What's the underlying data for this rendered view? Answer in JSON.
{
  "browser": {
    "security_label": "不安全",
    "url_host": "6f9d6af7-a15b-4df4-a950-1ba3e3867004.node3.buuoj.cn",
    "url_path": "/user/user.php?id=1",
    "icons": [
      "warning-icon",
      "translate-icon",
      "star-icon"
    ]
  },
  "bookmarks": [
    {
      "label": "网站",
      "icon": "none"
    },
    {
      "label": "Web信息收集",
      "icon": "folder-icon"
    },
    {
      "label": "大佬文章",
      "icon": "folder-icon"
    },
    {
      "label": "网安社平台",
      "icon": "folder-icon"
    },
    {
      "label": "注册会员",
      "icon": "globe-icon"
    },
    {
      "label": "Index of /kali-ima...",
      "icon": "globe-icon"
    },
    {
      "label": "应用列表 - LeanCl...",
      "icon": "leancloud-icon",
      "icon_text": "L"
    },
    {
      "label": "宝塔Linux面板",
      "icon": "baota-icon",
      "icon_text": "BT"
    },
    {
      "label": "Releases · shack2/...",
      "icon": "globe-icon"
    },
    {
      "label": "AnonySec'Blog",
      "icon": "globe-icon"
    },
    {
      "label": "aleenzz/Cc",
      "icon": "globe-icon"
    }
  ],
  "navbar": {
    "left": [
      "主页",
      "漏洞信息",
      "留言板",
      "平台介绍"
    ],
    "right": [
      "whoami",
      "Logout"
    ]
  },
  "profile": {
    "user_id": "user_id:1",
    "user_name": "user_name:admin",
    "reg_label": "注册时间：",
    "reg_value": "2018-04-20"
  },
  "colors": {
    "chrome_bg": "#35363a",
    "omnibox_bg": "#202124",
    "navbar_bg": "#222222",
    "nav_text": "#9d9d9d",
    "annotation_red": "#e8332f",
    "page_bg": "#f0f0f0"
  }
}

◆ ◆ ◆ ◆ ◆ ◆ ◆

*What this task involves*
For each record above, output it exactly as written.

*Response below*
What's the underlying data for this rendered view? Answer in JSON.
{
  "browser": {
    "security_label": "不安全",
    "url_host": "6f9d6af7-a15b-4df4-a950-1ba3e3867004.node3.buuoj.cn",
    "url_path": "/user/user.php?id=1",
    "icons": [
      "warning-icon",
      "translate-icon",
      "star-icon"
    ]
  },
  "bookmarks": [
    {
      "label": "网站",
      "icon": "none"
    },
    {
      "label": "Web信息收集",
      "icon": "folder-icon"
    },
    {
      "label": "大佬文章",
      "icon": "folder-icon"
    },
    {
      "label": "网安社平台",
      "icon": "folder-icon"
    },
    {
      "label": "注册会员",
      "icon": "globe-icon"
    },
    {
      "label": "Index of /kali-ima...",
      "icon": "globe-icon"
    },
    {
      "label": "应用列表 - LeanCl...",
      "icon": "leancloud-icon",
      "icon_text": "L"
    },
    {
      "label": "宝塔Linux面板",
      "icon": "baota-icon",
      "icon_text": "BT"
    },
    {
      "label": "Releases · shack2/...",
      "icon": "globe-icon"
    },
    {
      "label": "AnonySec'Blog",
      "icon": "globe-icon"
    },
    {
      "label": "aleenzz/Cc",
      "icon": "globe-icon"
    }
  ],
  "navbar": {
    "left": [
      "主页",
      "漏洞信息",
      "留言板",
      "平台介绍"
    ],
    "right": [
      "whoami",
      "Logout"
    ]
  },
  "profile": {
    "user_id": "user_id:1",
    "user_name": "user_name:admin",
    "reg_label": "注册时间：",
    "reg_value": "2018-04-20"
  },
  "colors": {
    "chrome_bg": "#35363a",
    "omnibox_bg": "#202124",
    "navbar_bg": "#222222",
    "nav_text": "#9d9d9d",
    "annotation_red": "#e8332f",
    "page_bg": "#f0f0f0"
  }
}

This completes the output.